§ **WHAT THE TASK ASKS**
Whenever a line of the entries below holds the string "until", copy that line and return it.

(RECORDS SHOWN begins)

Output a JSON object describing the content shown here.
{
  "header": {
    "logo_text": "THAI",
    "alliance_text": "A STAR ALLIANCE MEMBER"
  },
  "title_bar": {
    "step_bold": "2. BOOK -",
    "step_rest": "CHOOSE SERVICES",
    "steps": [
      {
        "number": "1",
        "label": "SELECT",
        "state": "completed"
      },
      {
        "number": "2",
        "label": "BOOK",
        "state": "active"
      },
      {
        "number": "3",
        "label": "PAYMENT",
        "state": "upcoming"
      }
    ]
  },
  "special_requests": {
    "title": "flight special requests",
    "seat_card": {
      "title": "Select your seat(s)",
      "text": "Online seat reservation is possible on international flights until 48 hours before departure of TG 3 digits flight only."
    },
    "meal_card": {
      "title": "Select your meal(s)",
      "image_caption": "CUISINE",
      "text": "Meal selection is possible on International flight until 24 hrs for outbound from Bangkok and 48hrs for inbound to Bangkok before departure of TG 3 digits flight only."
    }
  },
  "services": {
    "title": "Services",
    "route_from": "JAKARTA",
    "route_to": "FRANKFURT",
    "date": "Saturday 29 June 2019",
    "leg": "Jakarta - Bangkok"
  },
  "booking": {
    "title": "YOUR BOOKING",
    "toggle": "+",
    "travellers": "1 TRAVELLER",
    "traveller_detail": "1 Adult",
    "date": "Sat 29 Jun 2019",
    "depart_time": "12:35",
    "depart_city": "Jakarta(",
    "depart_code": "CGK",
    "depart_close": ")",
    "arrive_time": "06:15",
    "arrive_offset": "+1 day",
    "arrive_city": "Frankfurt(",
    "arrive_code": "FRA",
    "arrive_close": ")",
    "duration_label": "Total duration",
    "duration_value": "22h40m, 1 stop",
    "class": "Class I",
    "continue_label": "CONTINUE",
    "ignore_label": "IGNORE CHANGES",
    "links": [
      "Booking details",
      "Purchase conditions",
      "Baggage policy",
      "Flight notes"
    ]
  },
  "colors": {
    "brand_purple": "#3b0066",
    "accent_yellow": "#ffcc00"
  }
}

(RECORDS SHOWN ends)

§ **EXERCISE ANSWER**
      "text": "Online seat reservation is possible on international flights until 48 hours before departure of TG 3 digits flight only."
      "text": "Meal selection is possible on International flight until 24 hrs for outbound from Bangkok and 48hrs for inbound to Bangkok before departure of TG 3 digits flight only."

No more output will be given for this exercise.